━━━━━ Given records ━━━━━
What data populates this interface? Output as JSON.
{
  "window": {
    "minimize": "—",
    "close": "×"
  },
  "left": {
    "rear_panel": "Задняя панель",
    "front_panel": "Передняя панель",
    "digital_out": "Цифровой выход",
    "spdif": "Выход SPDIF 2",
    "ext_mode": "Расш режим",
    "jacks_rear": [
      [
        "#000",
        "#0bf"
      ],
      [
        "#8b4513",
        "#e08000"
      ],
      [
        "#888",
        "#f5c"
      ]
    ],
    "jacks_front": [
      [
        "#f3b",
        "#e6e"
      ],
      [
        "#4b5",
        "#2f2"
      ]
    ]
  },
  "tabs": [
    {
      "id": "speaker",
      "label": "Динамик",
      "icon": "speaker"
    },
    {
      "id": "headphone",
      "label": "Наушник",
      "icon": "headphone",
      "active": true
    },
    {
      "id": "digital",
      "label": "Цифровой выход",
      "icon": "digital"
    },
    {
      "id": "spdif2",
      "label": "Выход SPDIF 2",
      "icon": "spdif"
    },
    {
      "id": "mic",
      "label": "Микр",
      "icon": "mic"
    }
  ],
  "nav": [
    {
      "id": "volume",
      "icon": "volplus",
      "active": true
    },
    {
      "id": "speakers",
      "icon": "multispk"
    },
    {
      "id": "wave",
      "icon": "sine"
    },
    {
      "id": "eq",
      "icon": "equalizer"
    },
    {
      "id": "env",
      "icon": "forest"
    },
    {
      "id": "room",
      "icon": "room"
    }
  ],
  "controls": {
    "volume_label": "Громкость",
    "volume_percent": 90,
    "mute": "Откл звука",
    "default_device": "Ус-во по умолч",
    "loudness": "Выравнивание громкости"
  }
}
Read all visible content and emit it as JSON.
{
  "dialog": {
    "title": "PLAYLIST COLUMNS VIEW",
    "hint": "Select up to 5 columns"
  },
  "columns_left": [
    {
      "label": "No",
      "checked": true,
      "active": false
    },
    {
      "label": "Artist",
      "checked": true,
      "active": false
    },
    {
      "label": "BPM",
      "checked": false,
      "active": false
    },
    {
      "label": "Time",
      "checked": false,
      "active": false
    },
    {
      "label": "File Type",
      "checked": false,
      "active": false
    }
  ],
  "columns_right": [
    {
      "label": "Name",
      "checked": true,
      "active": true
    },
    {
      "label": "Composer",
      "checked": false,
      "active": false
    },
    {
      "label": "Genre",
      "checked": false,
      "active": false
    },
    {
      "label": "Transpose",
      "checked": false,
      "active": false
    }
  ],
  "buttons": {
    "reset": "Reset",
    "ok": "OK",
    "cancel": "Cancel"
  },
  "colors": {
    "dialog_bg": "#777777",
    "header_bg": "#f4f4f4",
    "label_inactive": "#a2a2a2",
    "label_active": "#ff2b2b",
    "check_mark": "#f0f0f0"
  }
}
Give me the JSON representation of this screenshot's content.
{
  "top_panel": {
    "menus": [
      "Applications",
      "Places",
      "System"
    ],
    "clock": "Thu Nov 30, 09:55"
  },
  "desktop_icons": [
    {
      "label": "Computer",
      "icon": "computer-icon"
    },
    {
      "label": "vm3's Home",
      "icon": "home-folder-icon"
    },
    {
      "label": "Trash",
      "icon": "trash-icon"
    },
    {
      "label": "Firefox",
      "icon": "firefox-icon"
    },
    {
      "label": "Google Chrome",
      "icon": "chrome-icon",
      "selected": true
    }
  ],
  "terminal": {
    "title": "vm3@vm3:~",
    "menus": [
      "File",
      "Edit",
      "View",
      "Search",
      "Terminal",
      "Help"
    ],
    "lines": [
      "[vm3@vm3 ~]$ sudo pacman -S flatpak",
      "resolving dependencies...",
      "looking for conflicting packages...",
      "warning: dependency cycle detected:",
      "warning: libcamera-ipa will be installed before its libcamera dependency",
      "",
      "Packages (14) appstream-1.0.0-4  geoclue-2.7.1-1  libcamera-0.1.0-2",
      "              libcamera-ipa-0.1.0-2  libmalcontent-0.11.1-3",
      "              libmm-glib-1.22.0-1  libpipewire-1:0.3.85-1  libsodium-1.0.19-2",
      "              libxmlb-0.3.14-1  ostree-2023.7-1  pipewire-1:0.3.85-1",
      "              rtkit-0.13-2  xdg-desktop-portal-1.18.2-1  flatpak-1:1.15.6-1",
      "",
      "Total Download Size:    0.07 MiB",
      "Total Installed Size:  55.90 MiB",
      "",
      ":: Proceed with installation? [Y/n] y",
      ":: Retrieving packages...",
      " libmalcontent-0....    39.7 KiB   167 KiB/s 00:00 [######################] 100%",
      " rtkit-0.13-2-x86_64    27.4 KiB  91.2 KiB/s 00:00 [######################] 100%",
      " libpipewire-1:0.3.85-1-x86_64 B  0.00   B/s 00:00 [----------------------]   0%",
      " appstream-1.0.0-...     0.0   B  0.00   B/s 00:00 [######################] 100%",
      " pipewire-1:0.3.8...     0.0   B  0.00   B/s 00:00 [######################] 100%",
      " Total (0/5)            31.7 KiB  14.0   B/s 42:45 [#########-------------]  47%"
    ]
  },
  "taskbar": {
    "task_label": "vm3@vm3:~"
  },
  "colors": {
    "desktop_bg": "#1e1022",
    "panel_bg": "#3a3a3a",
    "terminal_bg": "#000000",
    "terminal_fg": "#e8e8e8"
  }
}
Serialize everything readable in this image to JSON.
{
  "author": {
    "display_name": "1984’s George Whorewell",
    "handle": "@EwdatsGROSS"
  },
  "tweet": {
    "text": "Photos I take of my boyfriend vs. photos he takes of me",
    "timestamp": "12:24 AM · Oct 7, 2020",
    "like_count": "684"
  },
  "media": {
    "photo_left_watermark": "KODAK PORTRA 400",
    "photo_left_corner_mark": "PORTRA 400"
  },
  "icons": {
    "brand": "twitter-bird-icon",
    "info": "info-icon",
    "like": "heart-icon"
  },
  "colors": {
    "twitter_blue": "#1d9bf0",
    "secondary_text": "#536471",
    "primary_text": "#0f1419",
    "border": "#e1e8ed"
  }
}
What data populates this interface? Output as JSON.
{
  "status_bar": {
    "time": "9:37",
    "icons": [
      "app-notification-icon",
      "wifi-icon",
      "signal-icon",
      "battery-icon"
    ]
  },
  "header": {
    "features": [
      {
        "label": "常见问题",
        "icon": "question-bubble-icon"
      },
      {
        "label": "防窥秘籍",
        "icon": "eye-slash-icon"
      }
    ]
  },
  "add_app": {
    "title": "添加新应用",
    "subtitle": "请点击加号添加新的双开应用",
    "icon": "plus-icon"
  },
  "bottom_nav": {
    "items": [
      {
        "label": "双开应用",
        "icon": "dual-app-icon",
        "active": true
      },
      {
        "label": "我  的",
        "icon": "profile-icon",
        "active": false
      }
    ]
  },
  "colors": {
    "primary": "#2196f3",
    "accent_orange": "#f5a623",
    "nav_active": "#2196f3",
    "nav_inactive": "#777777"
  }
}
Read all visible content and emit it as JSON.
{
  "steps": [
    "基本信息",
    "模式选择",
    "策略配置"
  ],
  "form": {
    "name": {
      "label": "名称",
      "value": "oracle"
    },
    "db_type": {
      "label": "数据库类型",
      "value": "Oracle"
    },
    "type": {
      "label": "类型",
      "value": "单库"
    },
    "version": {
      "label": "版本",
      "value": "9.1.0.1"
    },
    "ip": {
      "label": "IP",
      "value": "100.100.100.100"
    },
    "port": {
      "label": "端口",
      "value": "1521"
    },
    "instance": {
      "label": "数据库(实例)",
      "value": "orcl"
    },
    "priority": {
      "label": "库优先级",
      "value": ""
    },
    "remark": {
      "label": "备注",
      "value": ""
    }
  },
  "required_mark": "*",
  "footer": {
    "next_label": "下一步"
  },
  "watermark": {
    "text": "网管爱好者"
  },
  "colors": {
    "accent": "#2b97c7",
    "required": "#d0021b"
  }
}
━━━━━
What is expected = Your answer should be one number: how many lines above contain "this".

Result of the exercise = 4